It is often suggested that consumers are imperfectly informed about or inattentive to energy costs of durable goods such as cars, air conditioners, and lightbulbs. We study two randomized control experiments that provide information on energy costs and product lifetimes for energy efficient compact fluorescent lightbulbs (CFLs) vs. traditional incandescent bulbs.
It is often suggested that consumers are imperfectly informed about or inattentive to energy costs of durable goods such as cars, air conditioners, and lightbulbs. We study two randomized control experiments that provide information on energy costs and product lifetimes for energy efficient compact fluorescent lightbulbs (CFLs) vs. traditional incandescent bulbs. We then propose a general model of consumer bias in choices between energy-using durables, derive sufficient statistics for quantifying the welfare implications of such bias, and evaluate energy efficiency subsidies and standards as second best corrective policies if powerful information disclosure is infeasible. In the context of our theoretical model, the empirical results suggest that moderate CFL subsidies may be optimal, but imperfect information and inattention do not appear to justify a ban on traditional incandescent lightbulbs in the absence of other inefficiencies.
Hunt Allcott is an Assistant Professor of Economics at New York University and a Faculty Research Fellow at the National Bureau of Economic Research. He is also a Scientific Director of ideas42, a think tank that applies insights from psychology and economics to problems in international development, health care, consumer finance, and the energy industry. He is a Contributing Author of the Intergovernmental Panel on Climate Change Fifth Assessment Report and, according to a recent article in the American Economic Journal, one of the top five most-cited economists who have completed a PhD after 2005.

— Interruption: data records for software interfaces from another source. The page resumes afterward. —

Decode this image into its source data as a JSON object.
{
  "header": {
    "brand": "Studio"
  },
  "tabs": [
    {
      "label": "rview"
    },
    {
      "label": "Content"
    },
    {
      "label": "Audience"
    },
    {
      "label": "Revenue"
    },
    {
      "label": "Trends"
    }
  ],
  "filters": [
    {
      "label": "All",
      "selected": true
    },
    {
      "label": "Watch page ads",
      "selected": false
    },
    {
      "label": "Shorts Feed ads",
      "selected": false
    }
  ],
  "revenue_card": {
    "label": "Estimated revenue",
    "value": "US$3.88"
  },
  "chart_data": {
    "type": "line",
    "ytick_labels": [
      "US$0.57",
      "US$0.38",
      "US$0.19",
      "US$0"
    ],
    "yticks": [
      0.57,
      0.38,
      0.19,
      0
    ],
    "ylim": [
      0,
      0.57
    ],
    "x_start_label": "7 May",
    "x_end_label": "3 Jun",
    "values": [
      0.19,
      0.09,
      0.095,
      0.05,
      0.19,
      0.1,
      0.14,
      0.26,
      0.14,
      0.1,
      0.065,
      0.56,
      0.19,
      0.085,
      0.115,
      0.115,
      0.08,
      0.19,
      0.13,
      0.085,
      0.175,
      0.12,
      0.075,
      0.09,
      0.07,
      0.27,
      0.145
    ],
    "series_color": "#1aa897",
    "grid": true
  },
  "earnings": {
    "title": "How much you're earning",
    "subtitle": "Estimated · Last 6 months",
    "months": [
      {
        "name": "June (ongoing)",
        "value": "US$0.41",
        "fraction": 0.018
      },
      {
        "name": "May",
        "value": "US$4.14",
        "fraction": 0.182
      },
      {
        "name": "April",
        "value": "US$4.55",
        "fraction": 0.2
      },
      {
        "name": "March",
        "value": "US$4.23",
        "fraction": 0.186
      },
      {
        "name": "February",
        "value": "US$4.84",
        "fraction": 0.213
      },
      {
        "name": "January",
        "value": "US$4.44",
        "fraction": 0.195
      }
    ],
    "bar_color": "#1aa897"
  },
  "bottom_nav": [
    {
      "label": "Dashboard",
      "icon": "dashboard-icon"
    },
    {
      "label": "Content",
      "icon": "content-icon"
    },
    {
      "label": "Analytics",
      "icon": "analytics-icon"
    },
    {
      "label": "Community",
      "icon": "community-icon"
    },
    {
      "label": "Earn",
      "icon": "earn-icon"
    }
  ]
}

Professor Allcott holds a PhD from Harvard University and a BS
and MS from Stanford University. Before coming to NYU, he was the Energy
and Society Fellow in the MIT Economics Department and the MIT Energy Initiative.
He has also worked in the private sector as a consultant with Cambridge
Energy Research Associates and in international development as a
consultant to the World Bank. During academic year 2013-2014, he is a
visiting professor at Berkeley, Stanford, and the University of Chicago.
Professor Allcott is an applied microeconomist who studies topics in environmental and energy economics, industrial organization, behavioral economics, and development microeconomics. His research centers on consumer behavior, business strategy, and regulatory policy in energy markets. He uses a variety of tools, including both structural and reduced form econometrics, applied theory, and randomized field experiments.